= Exercise prompt =
Where a line in the entries below contains the word "Inventories", count it. Return the total alone.

[Entries from a dataset of interfaces]
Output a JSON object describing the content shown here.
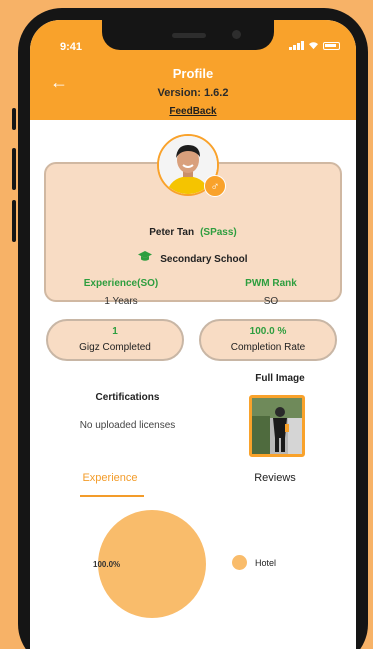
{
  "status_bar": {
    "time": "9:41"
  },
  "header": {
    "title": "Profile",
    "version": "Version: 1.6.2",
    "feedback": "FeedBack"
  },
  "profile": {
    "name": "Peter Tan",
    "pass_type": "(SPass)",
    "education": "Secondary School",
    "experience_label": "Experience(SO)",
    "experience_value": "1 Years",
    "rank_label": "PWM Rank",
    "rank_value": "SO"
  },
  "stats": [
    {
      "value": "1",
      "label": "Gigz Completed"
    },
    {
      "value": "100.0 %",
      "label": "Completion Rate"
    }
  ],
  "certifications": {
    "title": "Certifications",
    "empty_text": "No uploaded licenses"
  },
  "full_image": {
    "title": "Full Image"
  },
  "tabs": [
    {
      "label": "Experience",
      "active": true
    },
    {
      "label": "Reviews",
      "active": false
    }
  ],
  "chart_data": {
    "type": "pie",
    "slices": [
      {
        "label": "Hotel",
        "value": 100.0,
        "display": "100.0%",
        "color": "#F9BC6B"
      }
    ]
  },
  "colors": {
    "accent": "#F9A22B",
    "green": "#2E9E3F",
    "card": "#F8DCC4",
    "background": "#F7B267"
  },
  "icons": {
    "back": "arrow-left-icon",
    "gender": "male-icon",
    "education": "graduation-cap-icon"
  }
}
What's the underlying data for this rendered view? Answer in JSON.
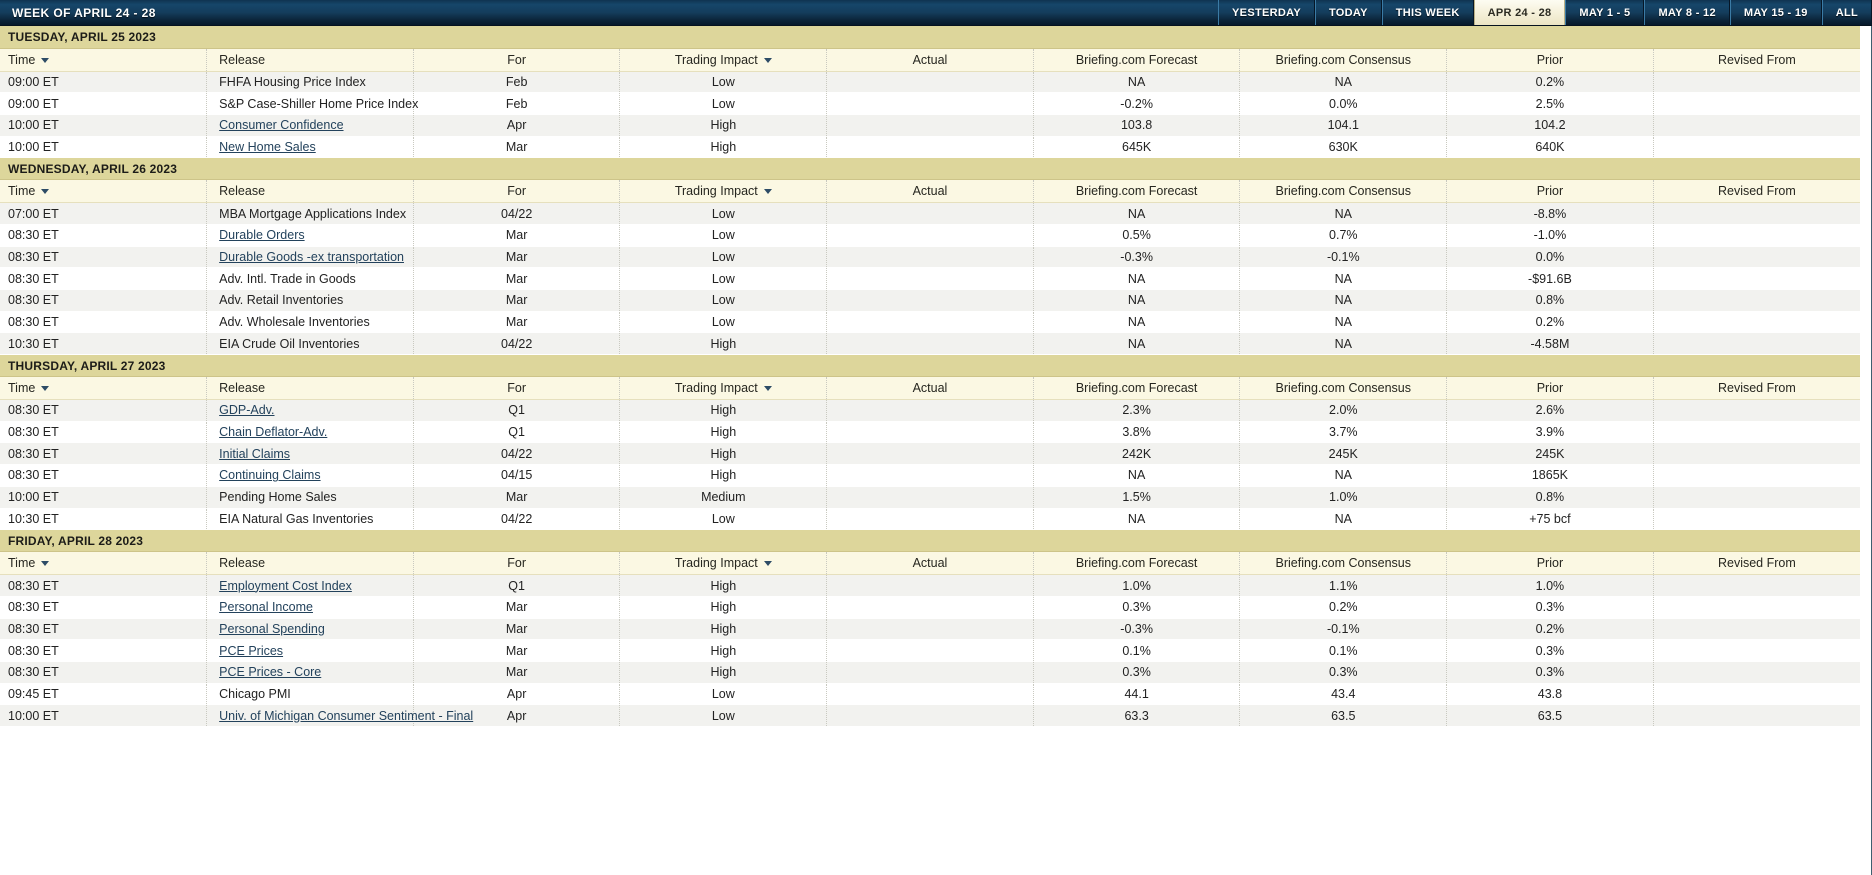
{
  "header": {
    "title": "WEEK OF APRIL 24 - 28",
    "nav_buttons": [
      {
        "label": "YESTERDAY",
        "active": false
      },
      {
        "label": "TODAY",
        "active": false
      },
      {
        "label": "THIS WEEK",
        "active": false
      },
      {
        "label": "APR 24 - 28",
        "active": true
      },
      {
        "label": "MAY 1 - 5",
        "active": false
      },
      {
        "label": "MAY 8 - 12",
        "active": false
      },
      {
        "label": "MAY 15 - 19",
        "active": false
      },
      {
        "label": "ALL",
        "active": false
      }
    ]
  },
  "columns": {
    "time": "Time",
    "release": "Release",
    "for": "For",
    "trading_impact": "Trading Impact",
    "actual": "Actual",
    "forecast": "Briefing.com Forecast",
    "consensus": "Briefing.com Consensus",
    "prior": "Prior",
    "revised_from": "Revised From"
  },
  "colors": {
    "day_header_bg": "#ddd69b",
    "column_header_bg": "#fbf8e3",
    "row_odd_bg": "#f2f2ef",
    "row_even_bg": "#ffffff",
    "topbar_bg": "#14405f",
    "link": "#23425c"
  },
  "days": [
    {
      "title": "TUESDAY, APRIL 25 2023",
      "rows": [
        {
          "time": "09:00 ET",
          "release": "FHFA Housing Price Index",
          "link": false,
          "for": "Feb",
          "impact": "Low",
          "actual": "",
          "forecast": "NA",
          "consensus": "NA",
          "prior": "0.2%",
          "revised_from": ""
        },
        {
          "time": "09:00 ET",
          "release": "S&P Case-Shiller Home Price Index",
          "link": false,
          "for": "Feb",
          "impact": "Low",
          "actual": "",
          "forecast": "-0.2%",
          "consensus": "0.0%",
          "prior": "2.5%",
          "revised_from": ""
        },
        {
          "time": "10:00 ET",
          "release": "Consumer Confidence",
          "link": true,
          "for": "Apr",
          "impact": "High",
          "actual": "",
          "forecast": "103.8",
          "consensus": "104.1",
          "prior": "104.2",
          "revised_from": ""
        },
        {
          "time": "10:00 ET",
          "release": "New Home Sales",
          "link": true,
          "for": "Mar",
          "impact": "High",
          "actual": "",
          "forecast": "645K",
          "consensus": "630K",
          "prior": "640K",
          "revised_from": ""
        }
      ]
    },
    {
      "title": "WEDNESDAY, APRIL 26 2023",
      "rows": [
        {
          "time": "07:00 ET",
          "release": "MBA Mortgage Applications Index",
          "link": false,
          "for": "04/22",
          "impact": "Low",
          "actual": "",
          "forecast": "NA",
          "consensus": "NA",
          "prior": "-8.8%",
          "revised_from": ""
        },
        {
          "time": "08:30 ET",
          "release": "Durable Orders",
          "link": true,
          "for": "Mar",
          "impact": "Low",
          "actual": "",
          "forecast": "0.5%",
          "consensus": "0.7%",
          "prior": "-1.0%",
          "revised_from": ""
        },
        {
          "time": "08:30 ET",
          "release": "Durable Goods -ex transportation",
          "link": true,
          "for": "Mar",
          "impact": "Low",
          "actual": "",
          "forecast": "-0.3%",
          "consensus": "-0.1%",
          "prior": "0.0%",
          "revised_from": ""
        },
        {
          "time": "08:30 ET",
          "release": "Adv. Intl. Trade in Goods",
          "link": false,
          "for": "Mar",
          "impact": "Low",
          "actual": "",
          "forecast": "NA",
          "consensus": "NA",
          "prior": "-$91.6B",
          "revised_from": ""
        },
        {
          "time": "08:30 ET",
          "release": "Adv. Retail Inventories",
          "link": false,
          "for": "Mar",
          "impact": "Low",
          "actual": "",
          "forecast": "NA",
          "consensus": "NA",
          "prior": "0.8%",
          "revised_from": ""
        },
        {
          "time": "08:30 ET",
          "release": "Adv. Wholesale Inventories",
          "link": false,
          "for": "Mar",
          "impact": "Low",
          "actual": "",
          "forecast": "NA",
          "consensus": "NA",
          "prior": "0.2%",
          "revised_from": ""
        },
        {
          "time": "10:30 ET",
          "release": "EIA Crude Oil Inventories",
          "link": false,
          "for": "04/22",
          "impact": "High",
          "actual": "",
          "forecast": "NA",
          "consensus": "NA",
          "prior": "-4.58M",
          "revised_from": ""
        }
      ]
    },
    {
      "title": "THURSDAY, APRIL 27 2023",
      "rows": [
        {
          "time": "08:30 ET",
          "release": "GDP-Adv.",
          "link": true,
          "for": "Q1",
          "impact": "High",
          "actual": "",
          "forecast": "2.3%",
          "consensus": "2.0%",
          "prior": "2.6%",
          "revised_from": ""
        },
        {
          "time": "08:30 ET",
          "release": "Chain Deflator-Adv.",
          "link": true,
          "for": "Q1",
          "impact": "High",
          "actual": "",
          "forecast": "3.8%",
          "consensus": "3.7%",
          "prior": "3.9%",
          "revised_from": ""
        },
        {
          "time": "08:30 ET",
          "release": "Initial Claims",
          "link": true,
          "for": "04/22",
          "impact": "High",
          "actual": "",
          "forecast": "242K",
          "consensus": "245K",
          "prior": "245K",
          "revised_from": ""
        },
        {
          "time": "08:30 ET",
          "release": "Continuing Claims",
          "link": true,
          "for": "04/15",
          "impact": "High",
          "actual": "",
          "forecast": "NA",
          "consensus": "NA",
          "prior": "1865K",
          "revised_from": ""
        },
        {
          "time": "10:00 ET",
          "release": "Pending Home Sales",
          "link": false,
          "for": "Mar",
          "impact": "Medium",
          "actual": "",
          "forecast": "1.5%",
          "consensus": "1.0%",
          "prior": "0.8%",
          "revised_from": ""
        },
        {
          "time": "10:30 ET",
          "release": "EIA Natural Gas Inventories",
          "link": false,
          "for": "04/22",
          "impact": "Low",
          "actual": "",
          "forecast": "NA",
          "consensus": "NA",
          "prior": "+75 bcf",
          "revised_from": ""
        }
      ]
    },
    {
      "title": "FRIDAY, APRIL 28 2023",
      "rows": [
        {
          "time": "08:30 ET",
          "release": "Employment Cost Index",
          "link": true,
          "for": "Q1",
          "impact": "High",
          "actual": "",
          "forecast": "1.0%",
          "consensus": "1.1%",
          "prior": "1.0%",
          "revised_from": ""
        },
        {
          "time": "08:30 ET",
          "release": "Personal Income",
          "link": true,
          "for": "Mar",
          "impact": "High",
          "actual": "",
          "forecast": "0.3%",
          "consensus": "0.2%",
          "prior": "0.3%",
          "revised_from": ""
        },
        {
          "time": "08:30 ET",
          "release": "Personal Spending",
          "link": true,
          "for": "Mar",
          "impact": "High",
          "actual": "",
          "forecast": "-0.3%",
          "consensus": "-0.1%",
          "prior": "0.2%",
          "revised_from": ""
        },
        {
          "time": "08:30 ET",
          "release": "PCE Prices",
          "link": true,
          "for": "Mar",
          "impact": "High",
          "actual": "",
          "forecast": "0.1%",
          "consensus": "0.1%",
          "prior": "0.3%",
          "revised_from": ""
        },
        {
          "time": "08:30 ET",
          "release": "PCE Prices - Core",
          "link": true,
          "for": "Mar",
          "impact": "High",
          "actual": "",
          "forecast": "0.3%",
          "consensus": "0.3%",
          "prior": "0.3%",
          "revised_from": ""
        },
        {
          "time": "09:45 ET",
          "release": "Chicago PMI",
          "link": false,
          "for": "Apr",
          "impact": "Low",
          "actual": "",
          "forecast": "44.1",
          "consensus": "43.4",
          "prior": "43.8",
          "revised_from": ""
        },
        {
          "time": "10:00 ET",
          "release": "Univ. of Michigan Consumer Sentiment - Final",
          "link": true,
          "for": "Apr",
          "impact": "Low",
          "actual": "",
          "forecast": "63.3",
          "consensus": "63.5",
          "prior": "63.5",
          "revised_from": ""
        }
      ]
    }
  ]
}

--

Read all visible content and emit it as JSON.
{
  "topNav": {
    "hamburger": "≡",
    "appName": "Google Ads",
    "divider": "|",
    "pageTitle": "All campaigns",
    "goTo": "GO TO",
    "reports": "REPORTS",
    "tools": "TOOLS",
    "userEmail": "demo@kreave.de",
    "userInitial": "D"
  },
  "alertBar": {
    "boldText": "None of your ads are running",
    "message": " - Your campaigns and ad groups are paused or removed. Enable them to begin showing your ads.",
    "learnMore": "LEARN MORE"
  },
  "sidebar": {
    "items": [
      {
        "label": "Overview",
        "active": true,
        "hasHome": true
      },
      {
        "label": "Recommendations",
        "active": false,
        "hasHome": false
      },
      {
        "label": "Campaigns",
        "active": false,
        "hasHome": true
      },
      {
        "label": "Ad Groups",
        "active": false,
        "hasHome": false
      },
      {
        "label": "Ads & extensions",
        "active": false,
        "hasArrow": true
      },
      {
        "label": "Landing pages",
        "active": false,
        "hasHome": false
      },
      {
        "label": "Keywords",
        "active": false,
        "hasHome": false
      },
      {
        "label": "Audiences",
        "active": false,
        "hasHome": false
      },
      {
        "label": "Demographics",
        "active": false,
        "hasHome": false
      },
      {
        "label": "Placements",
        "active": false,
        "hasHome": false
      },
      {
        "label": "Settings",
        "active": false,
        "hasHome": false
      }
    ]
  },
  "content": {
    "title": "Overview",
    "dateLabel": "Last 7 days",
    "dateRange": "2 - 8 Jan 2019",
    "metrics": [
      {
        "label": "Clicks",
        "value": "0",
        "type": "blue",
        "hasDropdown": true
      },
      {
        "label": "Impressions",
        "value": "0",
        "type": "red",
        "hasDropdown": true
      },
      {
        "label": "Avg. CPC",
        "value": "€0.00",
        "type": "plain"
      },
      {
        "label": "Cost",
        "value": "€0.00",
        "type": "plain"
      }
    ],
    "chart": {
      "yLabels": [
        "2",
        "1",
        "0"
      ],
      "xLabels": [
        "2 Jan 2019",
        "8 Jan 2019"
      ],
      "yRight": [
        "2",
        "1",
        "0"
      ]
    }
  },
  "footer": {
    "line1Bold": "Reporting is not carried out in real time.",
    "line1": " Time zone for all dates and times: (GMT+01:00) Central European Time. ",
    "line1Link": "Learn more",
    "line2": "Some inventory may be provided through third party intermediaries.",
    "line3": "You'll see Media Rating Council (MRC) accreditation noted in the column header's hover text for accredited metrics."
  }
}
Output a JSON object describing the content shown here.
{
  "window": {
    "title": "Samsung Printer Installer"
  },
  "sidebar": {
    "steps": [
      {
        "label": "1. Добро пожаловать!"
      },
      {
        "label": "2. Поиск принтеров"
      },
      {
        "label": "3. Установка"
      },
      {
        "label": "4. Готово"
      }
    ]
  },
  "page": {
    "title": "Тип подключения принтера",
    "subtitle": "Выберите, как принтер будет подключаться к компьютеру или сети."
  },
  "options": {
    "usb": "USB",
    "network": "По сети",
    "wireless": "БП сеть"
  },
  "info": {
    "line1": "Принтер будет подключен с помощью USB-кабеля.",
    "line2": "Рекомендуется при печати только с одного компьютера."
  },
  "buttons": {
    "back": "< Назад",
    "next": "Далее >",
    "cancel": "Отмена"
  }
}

= Exercise response =
4